1) Ease of access: This simply means that a physician has a patient’s entire medical history at his fingertips and doesn’t need to rely on his memory, reducing the chance of misdiagnosis exponentially.

2) More systematised records: Given that a paper based record is quite a cumbersome task to maintain, a DMR is easy to edit, add to and maintain a comprehensive record of a patient’s medical history.

3) Easy to share: In case of having to refer a patient to a new doctor, prescribe medications or tests, or for further care at a hospital, a DMR is easy to share via the web.

4) Security: Since access to medical records are on a conditional basis, (i.e. username, password protected), they are difficult to tamper with. Since they’re also encrypted, they are also stored in a secure manner, giving the doctor and the patient peace of mind.

5) Increased focus on core competence: A DMR enables a physician to spend more time caring for his patients and improving the medical service delivery. Since they are a lot easier and less time consuming to maintain, DMRs enable a doctor to really maximise his time, therefore tending to more patients in the process.

6) Greater patient service experience: The access, security and convenience of medical records, combined with greater amount of time the patient gets to spend with a responsive, stress-free doctor, means that his experience is a superior one and the chances of him recommending his doctor to others also increases exponentially.

DMRs as an entry point to a more robust healthcare ecosystem

In what can only be described as a ripple effect, DMRs are actually an entry point into a more responsive and robust health care system. And here’s how it works.

A doctor introduces a patient to a system of DMRs by actually creating a medical record for the patient. Over time, this record gets added to, edited and collated.

This record helps serve as a comprehensive guide for any other health care professional or institution, the patient may interact with.

With the access that a patient has to health records, it becomes a lot easier for him to manage his family’s and his own personal health.

For doctors, this system enables them to share quickly and securely any and all information that is critical to patient care, with other medical care providers.

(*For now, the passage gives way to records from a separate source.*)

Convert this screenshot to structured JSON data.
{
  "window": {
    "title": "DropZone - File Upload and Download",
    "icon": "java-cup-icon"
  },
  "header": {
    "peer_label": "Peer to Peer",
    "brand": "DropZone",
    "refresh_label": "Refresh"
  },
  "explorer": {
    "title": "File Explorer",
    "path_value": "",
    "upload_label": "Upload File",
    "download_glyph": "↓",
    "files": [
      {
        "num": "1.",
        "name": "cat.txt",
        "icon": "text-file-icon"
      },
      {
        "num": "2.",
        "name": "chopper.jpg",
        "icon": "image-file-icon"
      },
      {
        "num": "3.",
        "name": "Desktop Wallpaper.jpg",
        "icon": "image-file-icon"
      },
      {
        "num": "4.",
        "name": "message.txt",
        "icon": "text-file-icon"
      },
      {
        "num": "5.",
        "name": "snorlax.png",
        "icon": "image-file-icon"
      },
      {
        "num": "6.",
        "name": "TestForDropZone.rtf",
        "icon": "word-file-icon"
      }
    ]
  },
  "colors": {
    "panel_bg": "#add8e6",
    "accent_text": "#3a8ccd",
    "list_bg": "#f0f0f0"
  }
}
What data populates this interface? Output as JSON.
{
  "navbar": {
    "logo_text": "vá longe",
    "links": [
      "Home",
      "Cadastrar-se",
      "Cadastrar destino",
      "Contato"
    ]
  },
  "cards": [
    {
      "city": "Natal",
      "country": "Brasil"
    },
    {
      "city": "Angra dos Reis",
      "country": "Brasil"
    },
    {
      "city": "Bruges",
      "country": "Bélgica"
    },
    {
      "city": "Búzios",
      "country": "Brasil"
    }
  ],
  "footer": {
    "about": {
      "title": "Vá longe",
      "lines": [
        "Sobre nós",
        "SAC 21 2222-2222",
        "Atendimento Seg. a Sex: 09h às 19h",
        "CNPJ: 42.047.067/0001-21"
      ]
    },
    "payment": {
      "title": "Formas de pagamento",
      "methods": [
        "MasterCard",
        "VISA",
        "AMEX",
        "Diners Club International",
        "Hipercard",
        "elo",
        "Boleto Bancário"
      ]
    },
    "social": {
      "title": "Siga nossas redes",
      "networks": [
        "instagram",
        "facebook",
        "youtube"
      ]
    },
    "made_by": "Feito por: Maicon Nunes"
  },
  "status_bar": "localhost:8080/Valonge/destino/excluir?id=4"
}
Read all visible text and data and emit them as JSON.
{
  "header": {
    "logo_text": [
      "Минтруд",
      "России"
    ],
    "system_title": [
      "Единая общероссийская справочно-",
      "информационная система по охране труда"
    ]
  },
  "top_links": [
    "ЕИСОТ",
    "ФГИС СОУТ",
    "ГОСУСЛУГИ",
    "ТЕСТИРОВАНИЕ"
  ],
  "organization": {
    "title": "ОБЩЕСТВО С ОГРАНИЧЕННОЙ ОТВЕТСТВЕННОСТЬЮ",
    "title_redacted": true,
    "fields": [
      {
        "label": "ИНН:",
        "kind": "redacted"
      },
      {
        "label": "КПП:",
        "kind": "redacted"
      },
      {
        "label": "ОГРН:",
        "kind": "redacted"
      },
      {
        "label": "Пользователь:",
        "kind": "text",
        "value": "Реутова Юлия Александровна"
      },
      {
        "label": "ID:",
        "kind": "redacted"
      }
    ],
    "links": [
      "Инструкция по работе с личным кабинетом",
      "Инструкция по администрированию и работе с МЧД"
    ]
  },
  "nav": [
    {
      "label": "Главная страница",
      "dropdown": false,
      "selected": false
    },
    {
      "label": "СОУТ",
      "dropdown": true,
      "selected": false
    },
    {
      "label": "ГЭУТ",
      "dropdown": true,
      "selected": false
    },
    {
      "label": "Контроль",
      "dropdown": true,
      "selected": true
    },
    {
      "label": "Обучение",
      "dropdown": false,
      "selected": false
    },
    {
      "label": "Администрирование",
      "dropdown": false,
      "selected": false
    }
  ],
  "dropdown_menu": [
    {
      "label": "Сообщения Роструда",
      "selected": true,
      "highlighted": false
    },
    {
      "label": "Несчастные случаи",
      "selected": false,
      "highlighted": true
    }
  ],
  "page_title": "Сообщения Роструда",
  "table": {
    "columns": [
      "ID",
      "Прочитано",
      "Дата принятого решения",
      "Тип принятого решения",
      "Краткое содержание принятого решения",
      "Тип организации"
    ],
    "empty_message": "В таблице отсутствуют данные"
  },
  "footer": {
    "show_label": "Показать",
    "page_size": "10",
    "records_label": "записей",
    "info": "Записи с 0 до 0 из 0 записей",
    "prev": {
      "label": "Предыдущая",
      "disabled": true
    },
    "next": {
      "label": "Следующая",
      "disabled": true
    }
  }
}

A network thus created will include hospitals, super-speciality clinics, pathological laboratories and pharmacies, which complete the loop of diagnostics, testing, rehabilitation, speciality health care, and of course recuperation. Increased collaboration between different stakeholders of the medical profession can only mean good things for a patient.

For the physician, it means that getting in touch with colleagues and health care professionals becomes a whole lot easier. This means that collaboration, research and information sharing is taken to a whole new level of convenience.


DMRs enable doctors to focus on their core competence of caring for patients in the best possible way. Minimising human errors and the ability to recommend their patients to quality healthcare professionals, is another huge contribution of DMRs. This enables doctors to devote more time and energy to being more involved, quality healthcare professionals.